A research student at University College London, Shah Mahmood, and UCL’s Chair of Information Communication, Yvo Desmedt, have announced details of “a zero-day privacy fault” in Facebook at the IEEE International Workshop on Security and Social Networking conference in Switzerland on Monday.
They explain that the “Deactivated Friend Attack” works like this:
Our deactivated friend attack occurs when an attacker adds their victim on Facebook and then deactivates her own account. As deactivation is temporary in Facebook, the attacker can reactivate her account as she pleases and repeat the process of activating and deactivating for unlimited number of times. While a friend is deactivated on Facebook, she becomes invisible. She could not be unfriended (removed from friend’s list) or added to any specific list.
Mahmood and Desmedt say in the abstract of the paper they presented that “it is highly probable the attacker has indefinite access to the victims private information in a cloaked way.” The pair note a complicating factor, which is that Facebook users are not notified when their friends deactivate or reactivate their own accounts, which could lead to surprise snooping.
They revealed this vulnerability and its potential impact “by showing the ease of gaining trust of Facebook users and being befriended online.” From a bogus account set up for the purposes of the 600 day experiment, Mahmood and Desmedt used targeted friend requests during the first 285 days, during which they sent out 595 friend requests. Of those, 370 were accepted. The dummy account received 3,969 friend requests, which the pair accepted.
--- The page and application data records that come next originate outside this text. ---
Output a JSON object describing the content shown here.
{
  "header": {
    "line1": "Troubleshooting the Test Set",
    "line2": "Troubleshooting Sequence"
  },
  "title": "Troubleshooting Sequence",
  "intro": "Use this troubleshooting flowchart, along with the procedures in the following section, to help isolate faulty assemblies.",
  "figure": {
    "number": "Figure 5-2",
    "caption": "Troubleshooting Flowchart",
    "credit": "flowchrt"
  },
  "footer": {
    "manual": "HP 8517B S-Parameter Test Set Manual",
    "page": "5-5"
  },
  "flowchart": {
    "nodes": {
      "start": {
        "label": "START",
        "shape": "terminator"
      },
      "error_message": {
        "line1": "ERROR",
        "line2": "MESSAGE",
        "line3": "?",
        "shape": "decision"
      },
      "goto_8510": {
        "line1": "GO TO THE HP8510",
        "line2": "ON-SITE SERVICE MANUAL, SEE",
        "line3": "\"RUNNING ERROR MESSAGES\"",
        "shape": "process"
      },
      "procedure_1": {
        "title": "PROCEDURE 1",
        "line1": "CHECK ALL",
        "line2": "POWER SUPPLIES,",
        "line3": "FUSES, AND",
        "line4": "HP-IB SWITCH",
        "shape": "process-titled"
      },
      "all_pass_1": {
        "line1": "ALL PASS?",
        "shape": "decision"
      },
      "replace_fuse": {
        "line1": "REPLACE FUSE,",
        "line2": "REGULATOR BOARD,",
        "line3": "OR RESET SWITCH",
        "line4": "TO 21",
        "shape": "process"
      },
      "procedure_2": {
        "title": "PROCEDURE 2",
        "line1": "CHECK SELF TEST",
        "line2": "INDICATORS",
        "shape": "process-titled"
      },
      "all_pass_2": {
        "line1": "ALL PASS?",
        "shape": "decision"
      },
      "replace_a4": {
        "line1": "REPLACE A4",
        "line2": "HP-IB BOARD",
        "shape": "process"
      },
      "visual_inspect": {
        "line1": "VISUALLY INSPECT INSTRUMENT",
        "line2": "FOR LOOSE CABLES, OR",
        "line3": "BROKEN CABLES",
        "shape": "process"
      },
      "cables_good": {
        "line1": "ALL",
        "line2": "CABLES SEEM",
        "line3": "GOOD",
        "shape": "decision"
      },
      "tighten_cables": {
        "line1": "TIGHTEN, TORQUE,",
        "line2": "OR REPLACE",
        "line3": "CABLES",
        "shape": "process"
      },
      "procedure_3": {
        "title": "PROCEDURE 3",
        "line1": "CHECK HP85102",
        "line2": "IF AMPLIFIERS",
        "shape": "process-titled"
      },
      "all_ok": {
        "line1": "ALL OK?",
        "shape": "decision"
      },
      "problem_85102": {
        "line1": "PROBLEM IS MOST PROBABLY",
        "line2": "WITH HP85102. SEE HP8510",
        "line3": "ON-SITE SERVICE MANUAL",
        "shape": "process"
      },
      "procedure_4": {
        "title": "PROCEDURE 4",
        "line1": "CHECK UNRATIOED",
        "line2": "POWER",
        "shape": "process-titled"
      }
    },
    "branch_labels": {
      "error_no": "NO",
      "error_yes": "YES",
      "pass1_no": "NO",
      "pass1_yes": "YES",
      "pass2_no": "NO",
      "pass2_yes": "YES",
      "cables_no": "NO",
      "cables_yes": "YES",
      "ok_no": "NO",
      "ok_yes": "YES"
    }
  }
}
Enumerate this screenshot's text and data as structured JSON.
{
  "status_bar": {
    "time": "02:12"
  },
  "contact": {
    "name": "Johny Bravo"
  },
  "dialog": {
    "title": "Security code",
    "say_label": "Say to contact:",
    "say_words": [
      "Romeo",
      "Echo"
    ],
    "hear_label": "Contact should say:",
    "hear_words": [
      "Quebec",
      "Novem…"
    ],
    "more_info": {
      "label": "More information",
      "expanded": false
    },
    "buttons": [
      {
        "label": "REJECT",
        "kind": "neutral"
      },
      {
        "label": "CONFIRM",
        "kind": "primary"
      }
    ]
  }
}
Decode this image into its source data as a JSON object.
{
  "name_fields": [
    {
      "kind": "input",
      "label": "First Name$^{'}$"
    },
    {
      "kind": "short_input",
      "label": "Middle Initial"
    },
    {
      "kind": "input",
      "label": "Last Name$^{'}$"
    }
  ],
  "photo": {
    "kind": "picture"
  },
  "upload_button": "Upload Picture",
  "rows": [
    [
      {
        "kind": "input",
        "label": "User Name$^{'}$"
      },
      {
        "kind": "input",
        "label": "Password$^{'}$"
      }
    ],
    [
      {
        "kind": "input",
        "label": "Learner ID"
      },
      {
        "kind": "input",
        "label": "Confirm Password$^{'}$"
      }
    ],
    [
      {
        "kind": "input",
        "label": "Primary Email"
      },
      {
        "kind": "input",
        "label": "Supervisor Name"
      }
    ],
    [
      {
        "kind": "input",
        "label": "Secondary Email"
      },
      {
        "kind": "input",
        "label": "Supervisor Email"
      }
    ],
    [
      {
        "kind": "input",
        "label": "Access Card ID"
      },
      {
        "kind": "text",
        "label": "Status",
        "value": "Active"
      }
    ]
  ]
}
Ultimately, the phony account accrued about 4,300 friends and maintained access to their Facebook profile information for at least 261 days, according to their paper. “No user was able to unfriend us during this time due to cloaking and short de-cloaking sessions. The short de-cloaking sessions were enough to get updates about the victims.”
Finally, they reactivated the account and left it idle for 60 days to see how many people unfriended them – 239 people unfriended, just over five percent of the total.
The most pernicious aspect of the Deactivated Friend Attack is that it’s hard to track and hard to prevent. Despite this, Mahmood and Desmedt suggest that fixing the problem should be fairly straightforward. They suggest a number of strategies Facebook could take to ameliorate the issue, including notifying users when their friends deactivate their accounts and flagging users who frequently deactivate and reactivate their accounts.
It’s uncertain whether Facebook will take action on this problem and whether Mahmood and Desmedt’s proposed fixes make sense for the social networking giant. For now, this vulnerability is tacked onto the long list of privacy issues with which Facebook must contend.
Facebook has not yet released a statement about Mahmood and Desmedt’s findings.